Segment Open

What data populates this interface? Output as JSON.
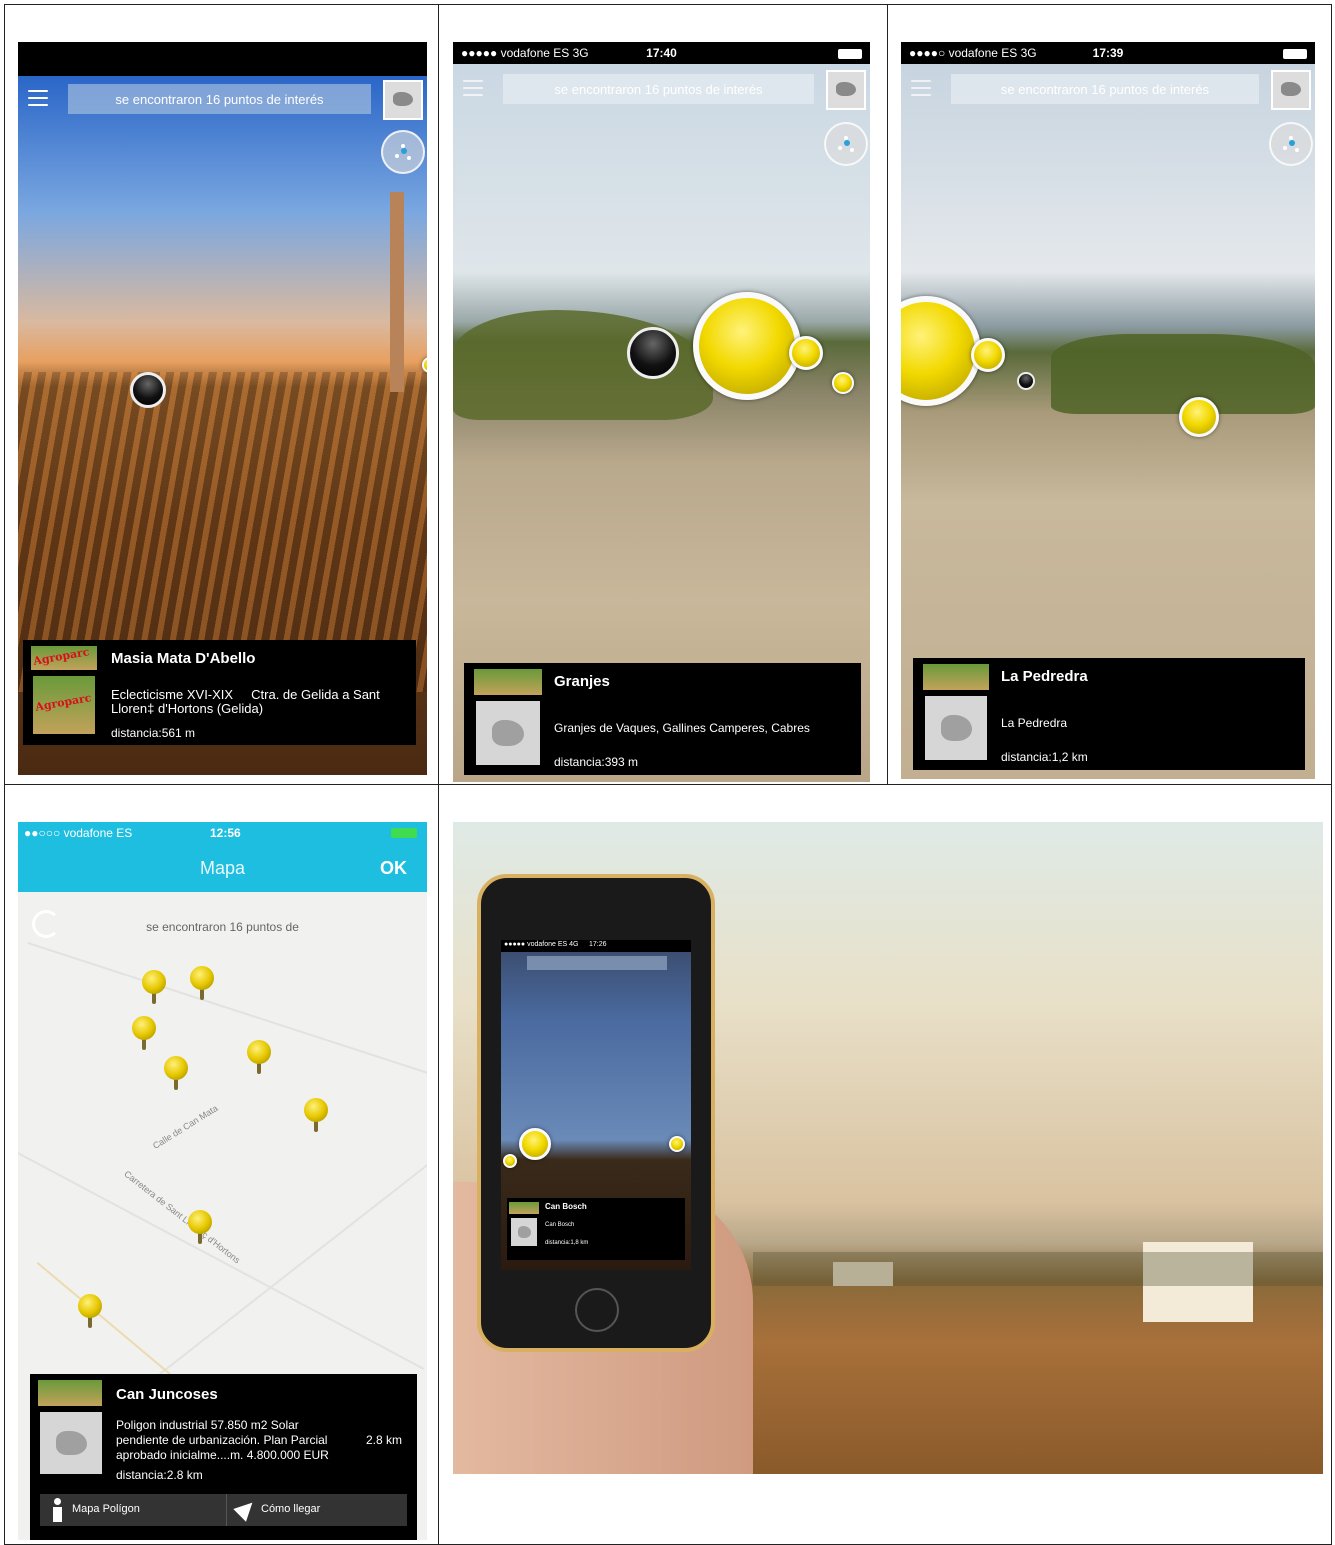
{
  "panel_a": {
    "search_text": "se encontraron 16 puntos de interés",
    "info": {
      "logo_text": "Agroparc",
      "title": "Masia Mata D'Abello",
      "desc_1": "Eclecticisme XVI-XIX     Ctra. de Gelida a Sant",
      "desc_2": "Lloren‡ d'Hortons  (Gelida)",
      "distance": "distancia:561 m"
    }
  },
  "panel_b": {
    "status": {
      "carrier": "●●●●● vodafone ES  3G",
      "time": "17:40"
    },
    "search_text": "se encontraron 16 puntos de interés",
    "info": {
      "title": "Granjes",
      "desc": "Granjes de Vaques, Gallines Camperes, Cabres",
      "distance": "distancia:393 m"
    }
  },
  "panel_c": {
    "status": {
      "carrier": "●●●●○ vodafone ES  3G",
      "time": "17:39"
    },
    "search_text": "se encontraron 16 puntos de interés",
    "info": {
      "title": "La Pedredra",
      "desc": "La Pedredra",
      "distance": "distancia:1,2 km"
    }
  },
  "panel_d": {
    "status": {
      "carrier": "●●○○○ vodafone ES",
      "time": "12:56"
    },
    "nav": {
      "title": "Mapa",
      "ok": "OK"
    },
    "search_text": "se encontraron 16 puntos de",
    "streets": [
      "Calle de Can Mata",
      "Carretera de Sant Llorenç d'Hortons"
    ],
    "info": {
      "title": "Can Juncoses",
      "desc_1": "Poligon industrial 57.850 m2 Solar",
      "desc_2": "pendiente de urbanización. Plan Parcial",
      "desc_3": "aprobado inicialme....m. 4.800.000 EUR",
      "side_distance": "2.8 km",
      "distance": "distancia:2.8 km",
      "btn_map": "Mapa Polígon",
      "btn_route": "Cómo llegar"
    }
  },
  "panel_e": {
    "phone": {
      "carrier": "●●●●● vodafone ES  4G",
      "time": "17:26",
      "title": "Can Bosch",
      "desc": "Can Bosch",
      "distance": "distancia:1,8 km"
    }
  },
  "colors": {
    "teal_nav": "#1ebee0",
    "poi_yellow": "#f2d900",
    "panel_black": "#000000"
  }
}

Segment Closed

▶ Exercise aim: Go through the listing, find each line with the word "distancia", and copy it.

▶ Result for this exercise:
      "distance": "distancia:561 m"
      "distance": "distancia:393 m"
      "distance": "distancia:1,2 km"
      "distance": "distancia:2.8 km",
      "distance": "distancia:1,8 km"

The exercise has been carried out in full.